Gaps in mental health and substance abuse treatment are likely making the addiction problem in South Carolina worse. Over half of substance abuse treatment facilities in South Carolina reported that they do not offer pharmacotherapies in their treatment programs (SAMHSA). Additionally, less than a quarter of substance abuse treatment facilities in South Carolina provided comprehensive mental health assessment or diagnosis. It is estimated that almost half of individual’s with substance abuse issues have a co-occurring mental health disorder. Providing more comprehensive dual-diagnosis mental health and addiction treatment in this area could help curb the effects of the epidemic.
Despite the discouraging statistics, the state of South Carolina is taking action. SCRIPTS (South Carolina Reporting and Identification Prescription Tracking System) requires pharmacies that dispense prescription drugs to check a patient’s prescription history in a centralized database. This system discourages patients from “doctor shopping” or filling fraudulent prescriptions.

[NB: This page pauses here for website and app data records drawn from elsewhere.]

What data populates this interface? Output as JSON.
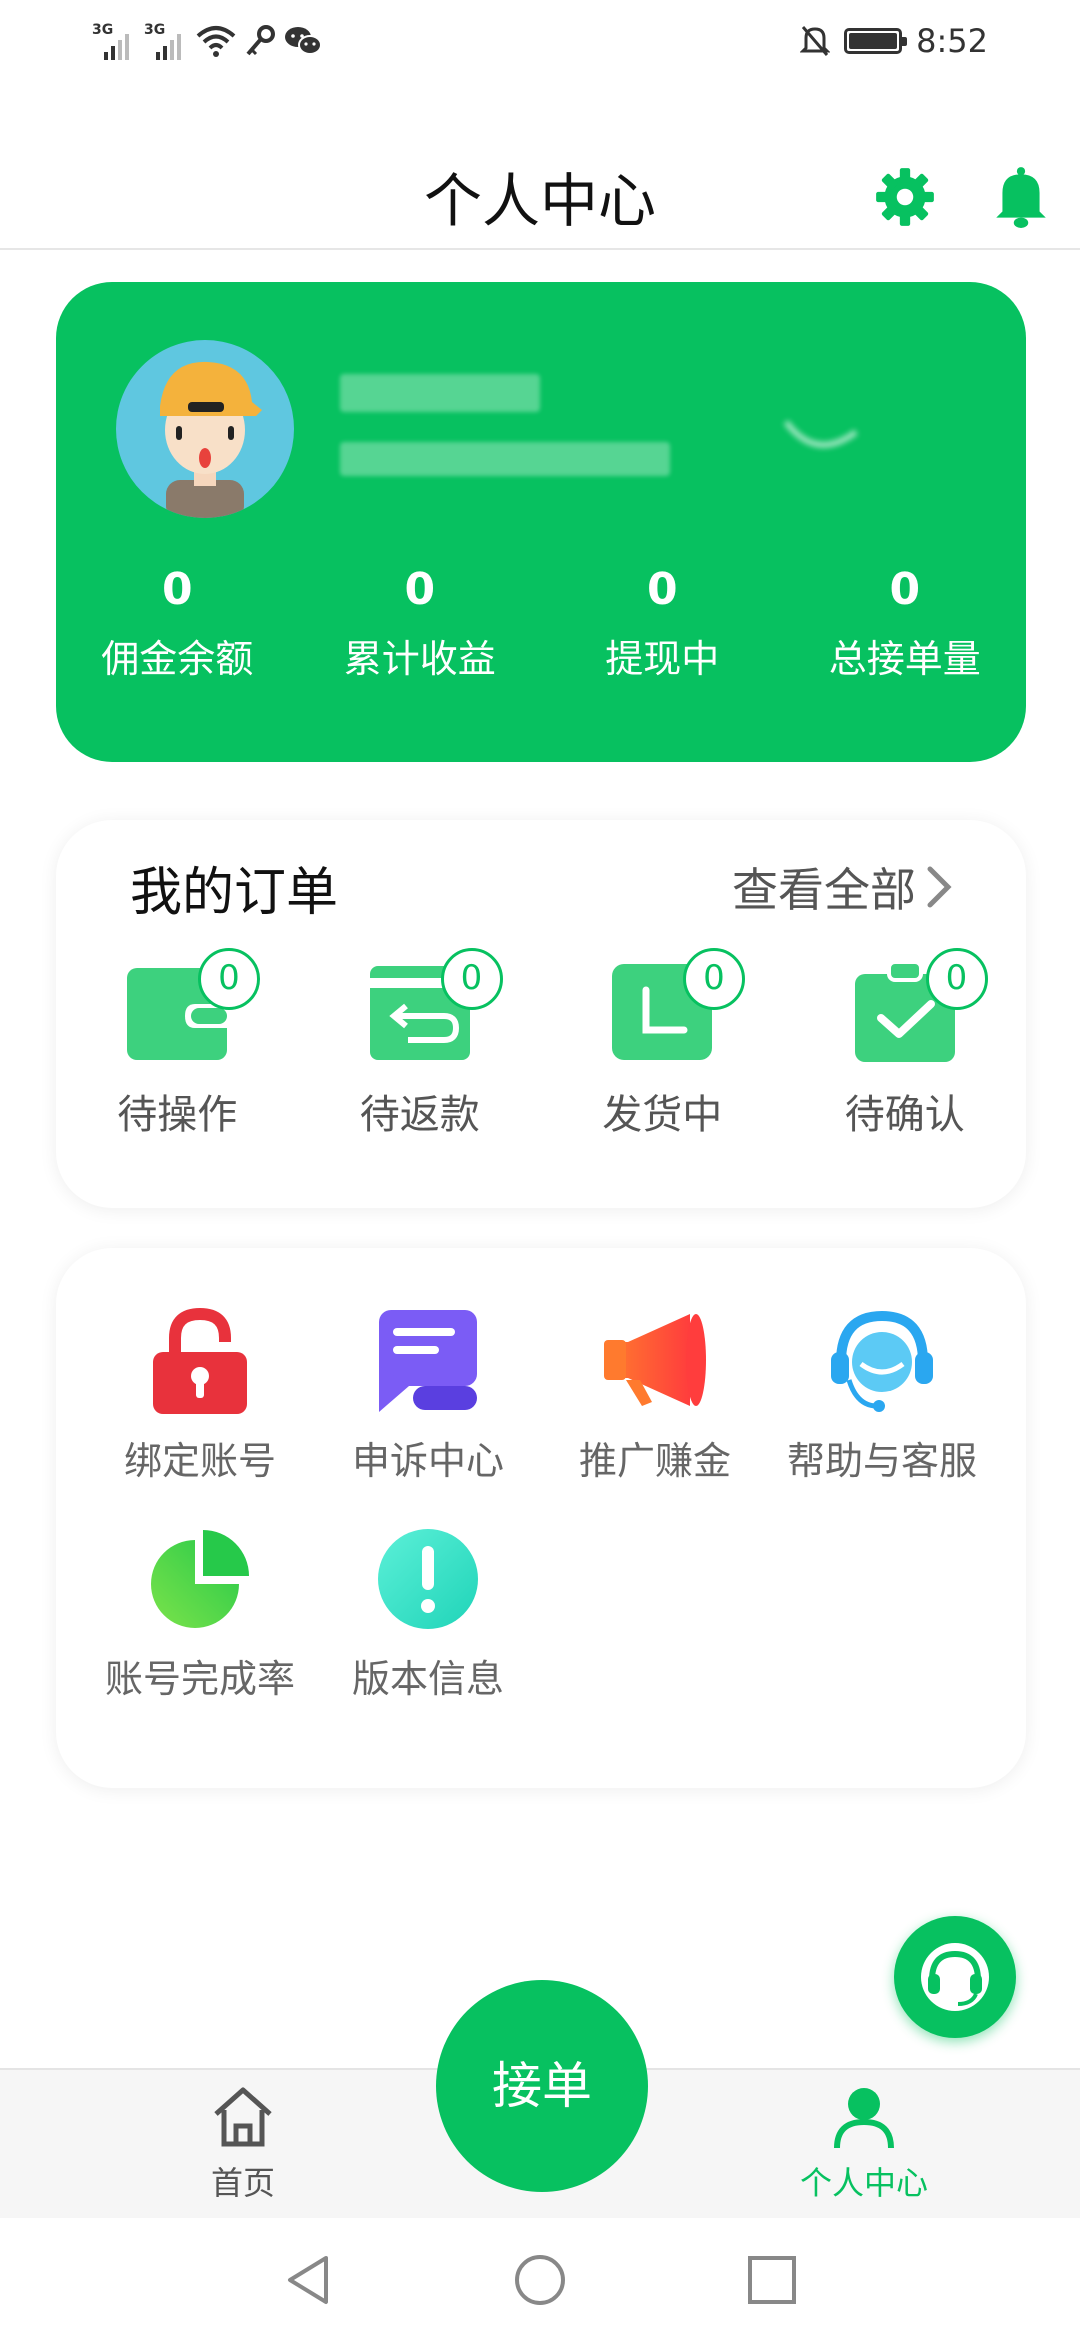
{
  "status_bar": {
    "network1": "3G",
    "network2": "3G",
    "time": "8:52"
  },
  "header": {
    "title": "个人中心"
  },
  "profile": {
    "stats": [
      {
        "value": "0",
        "label": "佣金余额"
      },
      {
        "value": "0",
        "label": "累计收益"
      },
      {
        "value": "0",
        "label": "提现中"
      },
      {
        "value": "0",
        "label": "总接单量"
      }
    ]
  },
  "orders": {
    "title": "我的订单",
    "view_all": "查看全部",
    "items": [
      {
        "label": "待操作",
        "count": "0",
        "icon": "wallet-icon"
      },
      {
        "label": "待返款",
        "count": "0",
        "icon": "refund-icon"
      },
      {
        "label": "发货中",
        "count": "0",
        "icon": "shipping-icon"
      },
      {
        "label": "待确认",
        "count": "0",
        "icon": "confirm-clipboard-icon"
      }
    ]
  },
  "services": {
    "items": [
      {
        "label": "绑定账号",
        "icon": "unlock-icon",
        "color": "#e8323c"
      },
      {
        "label": "申诉中心",
        "icon": "appeal-message-icon",
        "color": "#7b5cf5"
      },
      {
        "label": "推广赚金",
        "icon": "megaphone-icon",
        "color": "#ff5a36"
      },
      {
        "label": "帮助与客服",
        "icon": "headset-agent-icon",
        "color": "#2aa7f0"
      },
      {
        "label": "账号完成率",
        "icon": "pie-chart-icon",
        "color": "#3ccf4e"
      },
      {
        "label": "版本信息",
        "icon": "exclamation-icon",
        "color": "#2ee6c6"
      }
    ]
  },
  "bottom_nav": {
    "home_label": "首页",
    "take_order_label": "接单",
    "me_label": "个人中心"
  },
  "colors": {
    "accent": "#07c160"
  }
}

In May 2017, the South Carolina House of Representatives Opioid Abuse Prevention Study Committee held its first meeting to discuss statewide opioid prevention and education. By January of 2018, the committee successfully developed and passed ten pieces of legislation that will help to combat the epidemic. The laws were met with widespread support in the South Carolina House of Representatives and the Senate.